Shelby: I actually think this title’s accessibility is one of its strengths. This issue is a really good example, what with the quick roll call by Cordoba in the bar, but the whole design of the plot basically establishes a jumping on point at every new mission the team takes on. There’s some reference to previous missions on occasion, but the book as a whole under Soule has been a series of one-off arcs; it’s helpful to know why the team is where they are at the beginning of each arc, but by no means necessary.
Spencer, I agree with you that Elektra has been the most under-utilized member of the team. Her relationship with Frank has been interesting to see, but I think we’ve learned more about Frank than we have her because of it. Again, though, this is in line with their characters; while Frank Castle is not what I would call “boisterous,” he also doesn’t hide who he is or how he operates. Eketra’s modus operandi is stealth and shadows. Soule is leaving the book after issue 26, and I hope we’ll see more of Elektra in his hands as he finishes this arc.
Another reason I think we haven’t really seen Elektra shine is because we haven’t seen the team take on any of her missions. Each mission arc works as a way to establish that character in the context of this book’s universe. Frank’s approach to his mission in NY introduced him as the ruthless, brutal, and concise vengeance vigilante we all know and love. It was his story, and the rest of the team fit in around him. It’s another reason why this plot structure makes for such good jumping on points.
Even with all that, Deadpool is still my shining star of this story. I just started reading his own title under Brian Posehn and Gerry Duggan, and I love it, but there’s something about Soule’s take on the character that leaps off the page for me. He’s absurd without being overly buffoonish, child-like without being overly childish. Soule writes him as so sincere, it’s kind of adorable. And the humor is spot-on. Every issue features at least one literal laugh out loud Deadpool moment; this issue it was his concern over panty lines.
Come on, man, every girl knows the secret to no panty lines is to wear a thong. Ask Elektra, she’ll tell you.
For a complete list of what we’re reading, head on over to our Pull List page. Whenever possible, buy your comics from your local mom and pop comic bookstore. If you want to rock digital copies, head on over to Comixology and download issues there. There’s no need to pirate, right?
Thongs work for skirts and pants, where there’s a line (or belt) covering up the waistband, but I’m not sure they would eliminate panty lines in a full-body spandex suit. Wade does usually wear a belt, which would minimize the issue, but I think you’d still see a few lines right below the belt in the back. As if I haven’t thought about this enough, I really think comfort should be the primary consideration, as I don’t think flopping around without underwear would suit Deadpool’s active lifestyle.

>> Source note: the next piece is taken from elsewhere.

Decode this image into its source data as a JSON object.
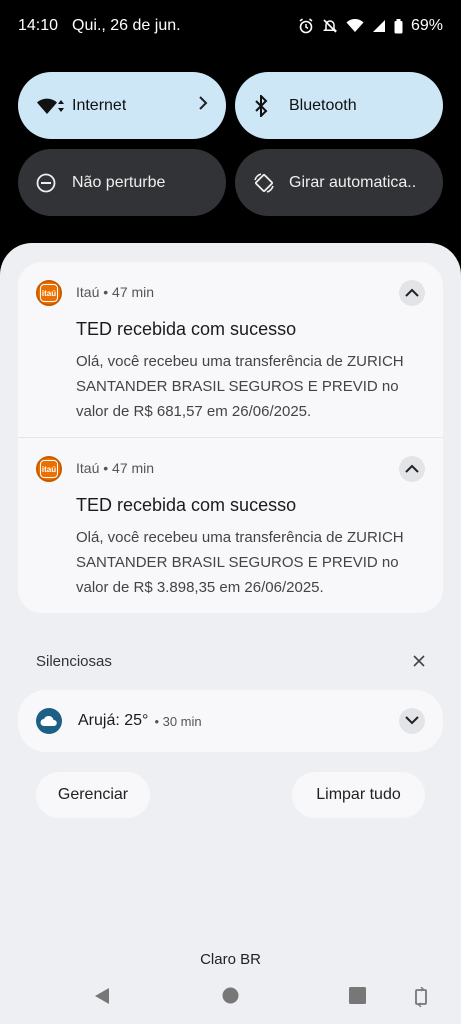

Nor would his “flopping around” suit anyone else’s, I would imagine.
Actually, between the belt and the leg-straps, he’d have great coverage on boxer-briefs.
Man, I sure hope these comments are associated with my name forever.